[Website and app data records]
++++++

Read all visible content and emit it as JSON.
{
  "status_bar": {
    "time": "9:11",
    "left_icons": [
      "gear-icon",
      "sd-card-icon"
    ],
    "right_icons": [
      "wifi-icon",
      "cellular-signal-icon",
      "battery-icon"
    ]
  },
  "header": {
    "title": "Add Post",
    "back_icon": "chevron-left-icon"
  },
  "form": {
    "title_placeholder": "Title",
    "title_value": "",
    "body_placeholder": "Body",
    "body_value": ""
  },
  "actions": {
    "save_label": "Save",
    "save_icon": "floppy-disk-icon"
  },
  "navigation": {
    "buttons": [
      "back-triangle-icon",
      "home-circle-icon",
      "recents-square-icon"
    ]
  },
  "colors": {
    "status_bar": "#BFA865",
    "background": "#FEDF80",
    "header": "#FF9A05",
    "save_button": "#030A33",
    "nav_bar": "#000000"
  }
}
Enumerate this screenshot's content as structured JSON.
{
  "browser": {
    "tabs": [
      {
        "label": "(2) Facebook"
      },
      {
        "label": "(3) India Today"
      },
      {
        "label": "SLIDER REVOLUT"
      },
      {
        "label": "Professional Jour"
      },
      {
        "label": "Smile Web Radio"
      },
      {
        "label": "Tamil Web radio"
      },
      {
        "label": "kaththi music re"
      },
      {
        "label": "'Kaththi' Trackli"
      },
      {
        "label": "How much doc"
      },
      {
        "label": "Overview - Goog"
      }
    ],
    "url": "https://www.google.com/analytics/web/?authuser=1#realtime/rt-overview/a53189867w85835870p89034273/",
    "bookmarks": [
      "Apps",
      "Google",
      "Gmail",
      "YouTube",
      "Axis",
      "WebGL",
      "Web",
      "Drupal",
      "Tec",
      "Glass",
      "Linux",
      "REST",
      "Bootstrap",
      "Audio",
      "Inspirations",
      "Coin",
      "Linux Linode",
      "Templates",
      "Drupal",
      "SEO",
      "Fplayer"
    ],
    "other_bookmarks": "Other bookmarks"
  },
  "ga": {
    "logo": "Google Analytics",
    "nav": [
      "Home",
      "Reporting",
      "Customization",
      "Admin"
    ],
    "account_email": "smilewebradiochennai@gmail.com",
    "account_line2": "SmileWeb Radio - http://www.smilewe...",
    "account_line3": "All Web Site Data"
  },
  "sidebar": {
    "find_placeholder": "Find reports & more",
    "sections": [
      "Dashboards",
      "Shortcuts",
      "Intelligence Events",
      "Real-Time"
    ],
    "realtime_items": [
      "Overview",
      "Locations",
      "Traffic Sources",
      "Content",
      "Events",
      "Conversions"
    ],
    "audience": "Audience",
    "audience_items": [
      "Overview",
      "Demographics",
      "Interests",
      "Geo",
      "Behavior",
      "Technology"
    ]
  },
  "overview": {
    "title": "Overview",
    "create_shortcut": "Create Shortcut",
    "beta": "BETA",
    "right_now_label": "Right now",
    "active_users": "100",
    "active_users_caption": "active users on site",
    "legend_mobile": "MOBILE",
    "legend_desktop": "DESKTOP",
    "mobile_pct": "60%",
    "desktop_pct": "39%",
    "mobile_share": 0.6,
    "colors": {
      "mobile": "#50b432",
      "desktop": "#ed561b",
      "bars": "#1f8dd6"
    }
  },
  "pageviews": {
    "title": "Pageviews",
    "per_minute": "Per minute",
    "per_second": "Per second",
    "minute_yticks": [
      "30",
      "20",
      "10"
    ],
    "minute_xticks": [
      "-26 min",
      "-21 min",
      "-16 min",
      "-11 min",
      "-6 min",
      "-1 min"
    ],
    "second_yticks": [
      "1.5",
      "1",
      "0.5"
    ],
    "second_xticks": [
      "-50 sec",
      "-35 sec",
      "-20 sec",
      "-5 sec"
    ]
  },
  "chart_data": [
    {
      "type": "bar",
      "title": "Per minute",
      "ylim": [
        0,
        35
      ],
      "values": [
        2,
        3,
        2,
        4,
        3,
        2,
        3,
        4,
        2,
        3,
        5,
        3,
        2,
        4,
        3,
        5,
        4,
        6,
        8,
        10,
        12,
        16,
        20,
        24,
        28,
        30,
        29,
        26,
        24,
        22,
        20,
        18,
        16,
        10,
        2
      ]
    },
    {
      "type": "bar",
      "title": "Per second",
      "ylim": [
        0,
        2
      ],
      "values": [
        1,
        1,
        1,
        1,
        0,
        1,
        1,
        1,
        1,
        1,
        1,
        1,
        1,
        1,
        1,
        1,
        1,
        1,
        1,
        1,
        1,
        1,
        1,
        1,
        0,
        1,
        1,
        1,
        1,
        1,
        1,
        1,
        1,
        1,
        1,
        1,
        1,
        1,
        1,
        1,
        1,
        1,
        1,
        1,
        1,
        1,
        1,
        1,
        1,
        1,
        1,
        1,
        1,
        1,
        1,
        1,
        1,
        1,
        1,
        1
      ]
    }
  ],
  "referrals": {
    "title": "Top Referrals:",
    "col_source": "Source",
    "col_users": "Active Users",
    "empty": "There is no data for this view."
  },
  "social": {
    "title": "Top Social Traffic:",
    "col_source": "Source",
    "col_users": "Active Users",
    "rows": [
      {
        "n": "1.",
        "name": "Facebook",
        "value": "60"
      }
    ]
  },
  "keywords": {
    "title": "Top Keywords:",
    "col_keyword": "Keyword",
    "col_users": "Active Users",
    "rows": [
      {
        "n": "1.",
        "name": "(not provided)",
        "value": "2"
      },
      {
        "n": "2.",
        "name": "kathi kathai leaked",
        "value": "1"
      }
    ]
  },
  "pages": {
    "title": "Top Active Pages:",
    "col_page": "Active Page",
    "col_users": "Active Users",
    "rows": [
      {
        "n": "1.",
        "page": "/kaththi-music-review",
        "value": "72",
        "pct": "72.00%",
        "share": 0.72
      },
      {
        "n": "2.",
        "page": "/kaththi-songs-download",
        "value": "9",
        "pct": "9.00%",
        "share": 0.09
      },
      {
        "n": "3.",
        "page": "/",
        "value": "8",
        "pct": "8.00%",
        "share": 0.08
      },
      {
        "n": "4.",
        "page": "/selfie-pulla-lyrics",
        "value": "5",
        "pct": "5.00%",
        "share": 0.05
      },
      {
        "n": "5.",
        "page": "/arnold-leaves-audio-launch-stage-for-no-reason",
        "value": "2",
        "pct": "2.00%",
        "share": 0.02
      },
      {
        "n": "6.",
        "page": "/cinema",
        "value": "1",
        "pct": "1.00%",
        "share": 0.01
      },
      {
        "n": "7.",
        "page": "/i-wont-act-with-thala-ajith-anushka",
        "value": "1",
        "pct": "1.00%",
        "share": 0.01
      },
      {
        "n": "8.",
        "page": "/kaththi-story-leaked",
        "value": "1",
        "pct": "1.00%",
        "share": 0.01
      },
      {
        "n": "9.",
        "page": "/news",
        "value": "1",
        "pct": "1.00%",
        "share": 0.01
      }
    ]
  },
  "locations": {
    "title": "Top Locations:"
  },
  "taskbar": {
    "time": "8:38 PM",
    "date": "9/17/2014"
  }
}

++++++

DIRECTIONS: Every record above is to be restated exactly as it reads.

EXERCISE RESPONSE:
Read all visible content and emit it as JSON.
{
  "status_bar": {
    "time": "9:11",
    "left_icons": [
      "gear-icon",
      "sd-card-icon"
    ],
    "right_icons": [
      "wifi-icon",
      "cellular-signal-icon",
      "battery-icon"
    ]
  },
  "header": {
    "title": "Add Post",
    "back_icon": "chevron-left-icon"
  },
  "form": {
    "title_placeholder": "Title",
    "title_value": "",
    "body_placeholder": "Body",
    "body_value": ""
  },
  "actions": {
    "save_label": "Save",
    "save_icon": "floppy-disk-icon"
  },
  "navigation": {
    "buttons": [
      "back-triangle-icon",
      "home-circle-icon",
      "recents-square-icon"
    ]
  },
  "colors": {
    "status_bar": "#BFA865",
    "background": "#FEDF80",
    "header": "#FF9A05",
    "save_button": "#030A33",
    "nav_bar": "#000000"
  }
}
Enumerate this screenshot's content as structured JSON.
{
  "browser": {
    "tabs": [
      {
        "label": "(2) Facebook"
      },
      {
        "label": "(3) India Today"
      },
      {
        "label": "SLIDER REVOLUT"
      },
      {
        "label": "Professional Jour"
      },
      {
        "label": "Smile Web Radio"
      },
      {
        "label": "Tamil Web radio"
      },
      {
        "label": "kaththi music re"
      },
      {
        "label": "'Kaththi' Trackli"
      },
      {
        "label": "How much doc"
      },
      {
        "label": "Overview - Goog"
      }
    ],
    "url": "https://www.google.com/analytics/web/?authuser=1#realtime/rt-overview/a53189867w85835870p89034273/",
    "bookmarks": [
      "Apps",
      "Google",
      "Gmail",
      "YouTube",
      "Axis",
      "WebGL",
      "Web",
      "Drupal",
      "Tec",
      "Glass",
      "Linux",
      "REST",
      "Bootstrap",
      "Audio",
      "Inspirations",
      "Coin",
      "Linux Linode",
      "Templates",
      "Drupal",
      "SEO",
      "Fplayer"
    ],
    "other_bookmarks": "Other bookmarks"
  },
  "ga": {
    "logo": "Google Analytics",
    "nav": [
      "Home",
      "Reporting",
      "Customization",
      "Admin"
    ],
    "account_email": "smilewebradiochennai@gmail.com",
    "account_line2": "SmileWeb Radio - http://www.smilewe...",
    "account_line3": "All Web Site Data"
  },
  "sidebar": {
    "find_placeholder": "Find reports & more",
    "sections": [
      "Dashboards",
      "Shortcuts",
      "Intelligence Events",
      "Real-Time"
    ],
    "realtime_items": [
      "Overview",
      "Locations",
      "Traffic Sources",
      "Content",
      "Events",
      "Conversions"
    ],
    "audience": "Audience",
    "audience_items": [
      "Overview",
      "Demographics",
      "Interests",
      "Geo",
      "Behavior",
      "Technology"
    ]
  },
  "overview": {
    "title": "Overview",
    "create_shortcut": "Create Shortcut",
    "beta": "BETA",
    "right_now_label": "Right now",
    "active_users": "100",
    "active_users_caption": "active users on site",
    "legend_mobile": "MOBILE",
    "legend_desktop": "DESKTOP",
    "mobile_pct": "60%",
    "desktop_pct": "39%",
    "mobile_share": 0.6,
    "colors": {
      "mobile": "#50b432",
      "desktop": "#ed561b",
      "bars": "#1f8dd6"
    }
  },
  "pageviews": {
    "title": "Pageviews",
    "per_minute": "Per minute",
    "per_second": "Per second",
    "minute_yticks": [
      "30",
      "20",
      "10"
    ],
    "minute_xticks": [
      "-26 min",
      "-21 min",
      "-16 min",
      "-11 min",
      "-6 min",
      "-1 min"
    ],
    "second_yticks": [
      "1.5",
      "1",
      "0.5"
    ],
    "second_xticks": [
      "-50 sec",
      "-35 sec",
      "-20 sec",
      "-5 sec"
    ]
  },
  "chart_data": [
    {
      "type": "bar",
      "title": "Per minute",
      "ylim": [
        0,
        35
      ],
      "values": [
        2,
        3,
        2,
        4,
        3,
        2,
        3,
        4,
        2,
        3,
        5,
        3,
        2,
        4,
        3,
        5,
        4,
        6,
        8,
        10,
        12,
        16,
        20,
        24,
        28,
        30,
        29,
        26,
        24,
        22,
        20,
        18,
        16,
        10,
        2
      ]
    },
    {
      "type": "bar",
      "title": "Per second",
      "ylim": [
        0,
        2
      ],
      "values": [
        1,
        1,
        1,
        1,
        0,
        1,
        1,
        1,
        1,
        1,
        1,
        1,
        1,
        1,
        1,
        1,
        1,
        1,
        1,
        1,
        1,
        1,
        1,
        1,
        0,
        1,
        1,
        1,
        1,
        1,
        1,
        1,
        1,
        1,
        1,
        1,
        1,
        1,
        1,
        1,
        1,
        1,
        1,
        1,
        1,
        1,
        1,
        1,
        1,
        1,
        1,
        1,
        1,
        1,
        1,
        1,
        1,
        1,
        1,
        1
      ]
    }
  ],
  "referrals": {
    "title": "Top Referrals:",
    "col_source": "Source",
    "col_users": "Active Users",
    "empty": "There is no data for this view."
  },
  "social": {
    "title": "Top Social Traffic:",
    "col_source": "Source",
    "col_users": "Active Users",
    "rows": [
      {
        "n": "1.",
        "name": "Facebook",
        "value": "60"
      }
    ]
  },
  "keywords": {
    "title": "Top Keywords:",
    "col_keyword": "Keyword",
    "col_users": "Active Users",
    "rows": [
      {
        "n": "1.",
        "name": "(not provided)",
        "value": "2"
      },
      {
        "n": "2.",
        "name": "kathi kathai leaked",
        "value": "1"
      }
    ]
  },
  "pages": {
    "title": "Top Active Pages:",
    "col_page": "Active Page",
    "col_users": "Active Users",
    "rows": [
      {
        "n": "1.",
        "page": "/kaththi-music-review",
        "value": "72",
        "pct": "72.00%",
        "share": 0.72
      },
      {
        "n": "2.",
        "page": "/kaththi-songs-download",
        "value": "9",
        "pct": "9.00%",
        "share": 0.09
      },
      {
        "n": "3.",
        "page": "/",
        "value": "8",
        "pct": "8.00%",
        "share": 0.08
      },
      {
        "n": "4.",
        "page": "/selfie-pulla-lyrics",
        "value": "5",
        "pct": "5.00%",
        "share": 0.05
      },
      {
        "n": "5.",
        "page": "/arnold-leaves-audio-launch-stage-for-no-reason",
        "value": "2",
        "pct": "2.00%",
        "share": 0.02
      },
      {
        "n": "6.",
        "page": "/cinema",
        "value": "1",
        "pct": "1.00%",
        "share": 0.01
      },
      {
        "n": "7.",
        "page": "/i-wont-act-with-thala-ajith-anushka",
        "value": "1",
        "pct": "1.00%",
        "share": 0.01
      },
      {
        "n": "8.",
        "page": "/kaththi-story-leaked",
        "value": "1",
        "pct": "1.00%",
        "share": 0.01
      },
      {
        "n": "9.",
        "page": "/news",
        "value": "1",
        "pct": "1.00%",
        "share": 0.01
      }
    ]
  },
  "locations": {
    "title": "Top Locations:"
  },
  "taskbar": {
    "time": "8:38 PM",
    "date": "9/17/2014"
  }
}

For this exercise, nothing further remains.